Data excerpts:
*****

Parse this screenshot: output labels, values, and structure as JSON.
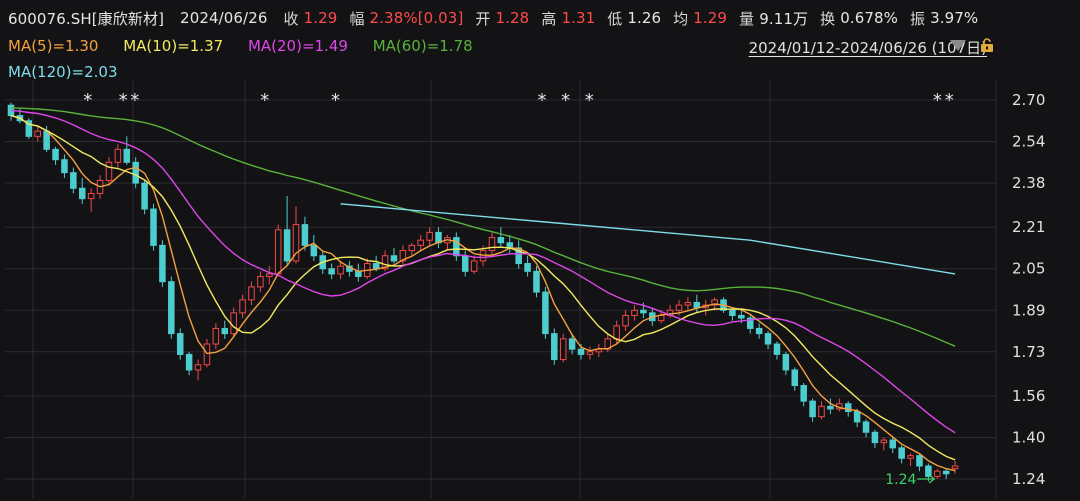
{
  "header": {
    "symbol": "600076.SH[康欣新材]",
    "date": "2024/06/26",
    "close_label": "收",
    "close": "1.29",
    "change_label": "幅",
    "change": "2.38%[0.03]",
    "open_label": "开",
    "open": "1.28",
    "high_label": "高",
    "high": "1.31",
    "low_label": "低",
    "low": "1.26",
    "avg_label": "均",
    "avg": "1.29",
    "volume_label": "量",
    "volume": "9.11万",
    "turnover_label": "换",
    "turnover": "0.678%",
    "amplitude_label": "振",
    "amplitude": "3.97%"
  },
  "ma_labels": {
    "ma5": "MA(5)=1.30",
    "ma10": "MA(10)=1.37",
    "ma20": "MA(20)=1.49",
    "ma60": "MA(60)=1.78",
    "ma120": "MA(120)=2.03"
  },
  "range_label": "2024/01/12-2024/06/26 (107日)",
  "colors": {
    "up": "#f04848",
    "down": "#4ecdcf",
    "ma5": "#f3a13c",
    "ma10": "#f1ea5f",
    "ma20": "#dd46e8",
    "ma60": "#58b23a",
    "ma120": "#7fdcea",
    "axis_text": "#e0e0e0",
    "grid": "#2b2b30",
    "annotation": "#3fcf6a"
  },
  "icons": {
    "dropdown": "triangle-down-icon",
    "lock": "lock-icon"
  },
  "chart_data": {
    "type": "candlestick",
    "title": "600076.SH 康欣新材 日K",
    "y_ticks": [
      "2.70",
      "2.54",
      "2.38",
      "2.21",
      "2.05",
      "1.89",
      "1.73",
      "1.56",
      "1.40",
      "1.24"
    ],
    "ylim": [
      1.19,
      2.74
    ],
    "grid": true,
    "n_days": 107,
    "star_markers": [
      13,
      19,
      21,
      43,
      55,
      90,
      94,
      98,
      157,
      159
    ],
    "low_annotation": {
      "text": "1.24",
      "index": 104,
      "value": 1.24
    },
    "ohlc": [
      [
        2.68,
        2.69,
        2.62,
        2.64
      ],
      [
        2.64,
        2.67,
        2.61,
        2.62
      ],
      [
        2.62,
        2.63,
        2.55,
        2.56
      ],
      [
        2.56,
        2.6,
        2.54,
        2.58
      ],
      [
        2.58,
        2.6,
        2.5,
        2.51
      ],
      [
        2.51,
        2.52,
        2.45,
        2.47
      ],
      [
        2.47,
        2.49,
        2.4,
        2.42
      ],
      [
        2.42,
        2.44,
        2.34,
        2.36
      ],
      [
        2.36,
        2.4,
        2.3,
        2.32
      ],
      [
        2.32,
        2.36,
        2.27,
        2.34
      ],
      [
        2.34,
        2.41,
        2.32,
        2.39
      ],
      [
        2.39,
        2.48,
        2.37,
        2.46
      ],
      [
        2.46,
        2.53,
        2.44,
        2.51
      ],
      [
        2.51,
        2.56,
        2.45,
        2.46
      ],
      [
        2.46,
        2.48,
        2.36,
        2.38
      ],
      [
        2.38,
        2.39,
        2.26,
        2.28
      ],
      [
        2.28,
        2.3,
        2.12,
        2.14
      ],
      [
        2.14,
        2.16,
        1.98,
        2.0
      ],
      [
        2.0,
        2.02,
        1.78,
        1.8
      ],
      [
        1.8,
        1.82,
        1.7,
        1.72
      ],
      [
        1.72,
        1.73,
        1.64,
        1.66
      ],
      [
        1.66,
        1.7,
        1.62,
        1.68
      ],
      [
        1.68,
        1.78,
        1.67,
        1.76
      ],
      [
        1.76,
        1.84,
        1.74,
        1.82
      ],
      [
        1.82,
        1.85,
        1.78,
        1.8
      ],
      [
        1.8,
        1.9,
        1.79,
        1.88
      ],
      [
        1.88,
        1.95,
        1.86,
        1.93
      ],
      [
        1.93,
        2.0,
        1.91,
        1.98
      ],
      [
        1.98,
        2.04,
        1.96,
        2.02
      ],
      [
        2.02,
        2.06,
        1.99,
        2.03
      ],
      [
        2.03,
        2.22,
        2.02,
        2.2
      ],
      [
        2.2,
        2.33,
        2.06,
        2.08
      ],
      [
        2.08,
        2.29,
        2.07,
        2.22
      ],
      [
        2.22,
        2.25,
        2.12,
        2.14
      ],
      [
        2.14,
        2.18,
        2.08,
        2.1
      ],
      [
        2.1,
        2.12,
        2.03,
        2.05
      ],
      [
        2.05,
        2.07,
        2.01,
        2.03
      ],
      [
        2.03,
        2.08,
        2.01,
        2.06
      ],
      [
        2.06,
        2.08,
        2.02,
        2.04
      ],
      [
        2.04,
        2.07,
        2.0,
        2.02
      ],
      [
        2.02,
        2.09,
        2.01,
        2.07
      ],
      [
        2.07,
        2.1,
        2.04,
        2.05
      ],
      [
        2.05,
        2.12,
        2.04,
        2.1
      ],
      [
        2.1,
        2.13,
        2.07,
        2.08
      ],
      [
        2.08,
        2.14,
        2.06,
        2.12
      ],
      [
        2.12,
        2.15,
        2.1,
        2.14
      ],
      [
        2.14,
        2.18,
        2.12,
        2.16
      ],
      [
        2.16,
        2.21,
        2.14,
        2.19
      ],
      [
        2.19,
        2.21,
        2.13,
        2.15
      ],
      [
        2.15,
        2.18,
        2.12,
        2.17
      ],
      [
        2.17,
        2.19,
        2.08,
        2.1
      ],
      [
        2.1,
        2.12,
        2.02,
        2.04
      ],
      [
        2.04,
        2.1,
        2.03,
        2.08
      ],
      [
        2.08,
        2.14,
        2.06,
        2.12
      ],
      [
        2.12,
        2.19,
        2.1,
        2.17
      ],
      [
        2.17,
        2.21,
        2.13,
        2.15
      ],
      [
        2.15,
        2.18,
        2.11,
        2.13
      ],
      [
        2.13,
        2.16,
        2.05,
        2.07
      ],
      [
        2.07,
        2.1,
        2.02,
        2.04
      ],
      [
        2.04,
        2.06,
        1.94,
        1.96
      ],
      [
        1.96,
        1.98,
        1.78,
        1.8
      ],
      [
        1.8,
        1.82,
        1.68,
        1.7
      ],
      [
        1.7,
        1.8,
        1.69,
        1.78
      ],
      [
        1.78,
        1.8,
        1.72,
        1.74
      ],
      [
        1.74,
        1.76,
        1.7,
        1.72
      ],
      [
        1.72,
        1.75,
        1.7,
        1.73
      ],
      [
        1.73,
        1.76,
        1.71,
        1.74
      ],
      [
        1.74,
        1.8,
        1.73,
        1.78
      ],
      [
        1.78,
        1.85,
        1.76,
        1.83
      ],
      [
        1.83,
        1.89,
        1.81,
        1.87
      ],
      [
        1.87,
        1.91,
        1.85,
        1.89
      ],
      [
        1.89,
        1.92,
        1.86,
        1.88
      ],
      [
        1.88,
        1.9,
        1.83,
        1.85
      ],
      [
        1.85,
        1.89,
        1.84,
        1.87
      ],
      [
        1.87,
        1.91,
        1.86,
        1.89
      ],
      [
        1.89,
        1.93,
        1.87,
        1.91
      ],
      [
        1.91,
        1.94,
        1.89,
        1.92
      ],
      [
        1.92,
        1.95,
        1.88,
        1.9
      ],
      [
        1.9,
        1.93,
        1.87,
        1.91
      ],
      [
        1.91,
        1.94,
        1.89,
        1.93
      ],
      [
        1.93,
        1.94,
        1.88,
        1.89
      ],
      [
        1.89,
        1.9,
        1.85,
        1.87
      ],
      [
        1.87,
        1.89,
        1.84,
        1.86
      ],
      [
        1.86,
        1.87,
        1.8,
        1.82
      ],
      [
        1.82,
        1.84,
        1.78,
        1.8
      ],
      [
        1.8,
        1.81,
        1.74,
        1.76
      ],
      [
        1.76,
        1.77,
        1.7,
        1.72
      ],
      [
        1.72,
        1.73,
        1.64,
        1.66
      ],
      [
        1.66,
        1.67,
        1.58,
        1.6
      ],
      [
        1.6,
        1.61,
        1.52,
        1.54
      ],
      [
        1.54,
        1.55,
        1.46,
        1.48
      ],
      [
        1.48,
        1.54,
        1.47,
        1.52
      ],
      [
        1.52,
        1.55,
        1.49,
        1.51
      ],
      [
        1.51,
        1.55,
        1.5,
        1.53
      ],
      [
        1.53,
        1.54,
        1.48,
        1.5
      ],
      [
        1.5,
        1.51,
        1.44,
        1.46
      ],
      [
        1.46,
        1.47,
        1.4,
        1.42
      ],
      [
        1.42,
        1.43,
        1.36,
        1.38
      ],
      [
        1.38,
        1.4,
        1.35,
        1.39
      ],
      [
        1.39,
        1.4,
        1.34,
        1.36
      ],
      [
        1.36,
        1.37,
        1.3,
        1.32
      ],
      [
        1.32,
        1.34,
        1.29,
        1.33
      ],
      [
        1.33,
        1.34,
        1.27,
        1.29
      ],
      [
        1.29,
        1.3,
        1.23,
        1.25
      ],
      [
        1.25,
        1.28,
        1.24,
        1.27
      ],
      [
        1.27,
        1.28,
        1.24,
        1.26
      ],
      [
        1.28,
        1.31,
        1.26,
        1.29
      ]
    ],
    "ma120_segment": {
      "from_index": 37,
      "values": [
        2.3,
        2.23,
        2.16,
        2.03
      ]
    }
  }
}
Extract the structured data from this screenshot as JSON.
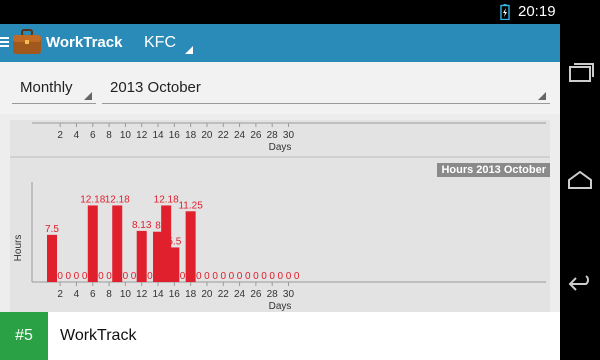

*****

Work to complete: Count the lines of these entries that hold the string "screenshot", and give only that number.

Answer for the task: 2